Also consider where the support is coming from; research how the lender is funded and how decisions are made. Is the lender in a position to make decisions on exceptions or will it need to consult with investors or other interested parties? This is especially important for smaller lenders who may need to provide loans to their investors, as it may affect turnaround times and whether the loan will close with exceptions.

Ask: What percentage of their closed loans include exceptions? The answers to these questions will provide valuable information about the lender and whether they will meet the needs of your borrower and your business.

Next, consider the products offered by the lender. Do they have a single non-QM product or a full suite to meet a variety of needs? Do the products change as the market evolves? Are they flexible? As two non-QM member borrowers are rarely the same, it is important to partner with a lender that offers a full range of products, not only to better meet borrowers’ needs, but also to become a better partner for borrowers with all of their customers. Non-QM lenders should offer a variety of products, from purchases to refinances and from primary residences to investment properties.

By asking these kinds of questions and researching the lenders available in the non-QM market today, originators will be able to find a lender that meets the needs of their borrowers.

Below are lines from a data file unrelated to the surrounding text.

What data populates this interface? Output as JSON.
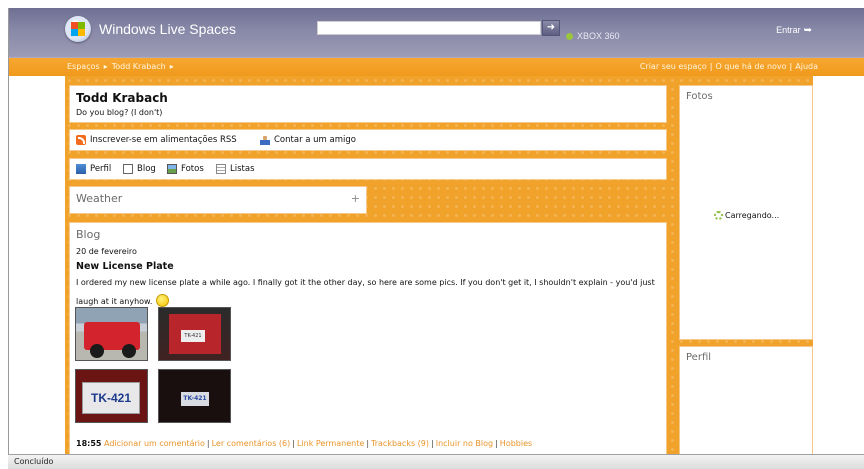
{
  "header": {
    "brand": "Windows Live Spaces",
    "xbox": "XBOX 360",
    "signin": "Entrar"
  },
  "nav": {
    "breadcrumb": [
      "Espaços",
      "Todd Krabach"
    ],
    "links": [
      "Criar seu espaço",
      "O que há de novo",
      "Ajuda"
    ]
  },
  "profile": {
    "name": "Todd Krabach",
    "tagline": "Do you blog? (I don't)"
  },
  "feeds": {
    "rss": "Inscrever-se em alimentações RSS",
    "tell_friend": "Contar a um amigo"
  },
  "tabs": [
    "Perfil",
    "Blog",
    "Fotos",
    "Listas"
  ],
  "weather": {
    "title": "Weather",
    "expand": "+"
  },
  "blog": {
    "title": "Blog",
    "date": "20 de fevereiro",
    "post_title": "New License Plate",
    "post_body": "I ordered my new license plate a while ago.  I finally got it the other day, so here are some pics.  If you don't get it, I shouldn't explain - you'd just laugh at it anyhow.",
    "plate_text": "TK-421",
    "time": "18:55",
    "footer_links": [
      "Adicionar um comentário",
      "Ler comentários (6)",
      "Link Permanente",
      "Trackbacks (9)",
      "Incluir no Blog",
      "Hobbies"
    ]
  },
  "sidebar": {
    "photos_title": "Fotos",
    "loading": "Carregando...",
    "perfil_title": "Perfil"
  },
  "status": {
    "text": "Concluído"
  },
  "colors": {
    "accent": "#f0a22b",
    "header": "#8888a8",
    "link": "#e8942a"
  }
}
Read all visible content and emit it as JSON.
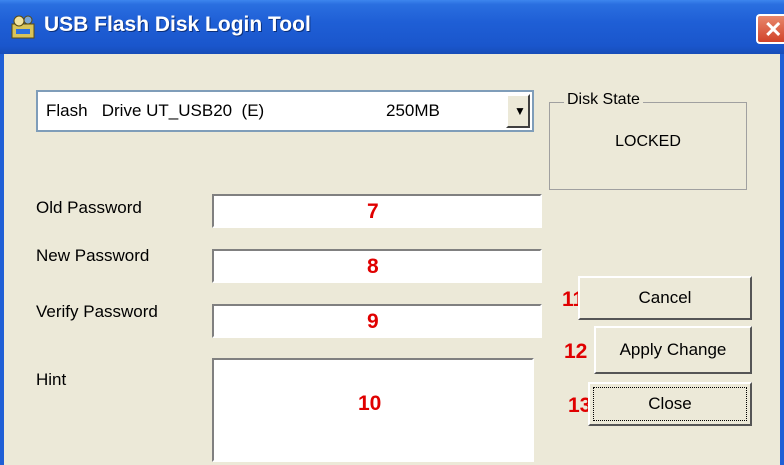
{
  "window": {
    "title": "USB Flash Disk Login Tool",
    "close_glyph": "✕"
  },
  "drive_select": {
    "selected_name": "Flash   Drive UT_USB20  (E)",
    "selected_size": "250MB",
    "arrow_glyph": "▼"
  },
  "disk_state": {
    "legend": "Disk State",
    "value": "LOCKED"
  },
  "fields": {
    "old_password": {
      "label": "Old Password",
      "marker": "7"
    },
    "new_password": {
      "label": "New Password",
      "marker": "8"
    },
    "verify_password": {
      "label": "Verify Password",
      "marker": "9"
    },
    "hint": {
      "label": "Hint",
      "marker": "10"
    }
  },
  "buttons": {
    "cancel": {
      "label": "Cancel",
      "marker": "11"
    },
    "apply": {
      "label": "Apply Change",
      "marker": "12"
    },
    "close": {
      "label": "Close",
      "marker": "13"
    }
  },
  "colors": {
    "titlebar": "#1f5fd6",
    "dialog": "#ece9d8",
    "marker": "#e00000"
  },
  "icons": {
    "app": "usb-drive-icon",
    "close": "close-icon"
  }
}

As the mortgage market and job market continue to evolve, originators and lenders must evolve to accommodate both.

Although conventional loans are still the largest origination segment, originators should consider adding non-QM borrowers to their business. These borrowers are often objectively creditworthy, but simply require a little more analysis of their financial situation than just filling in boxes in an automated system. As more American entrepreneurs become self-employed or succeed in the gig economy, the demand for mortgages to meet their needs will increase. Finding and partnering with experienced lenders in the non-QM sphere will mean more loans closed and more satisfied borrowers.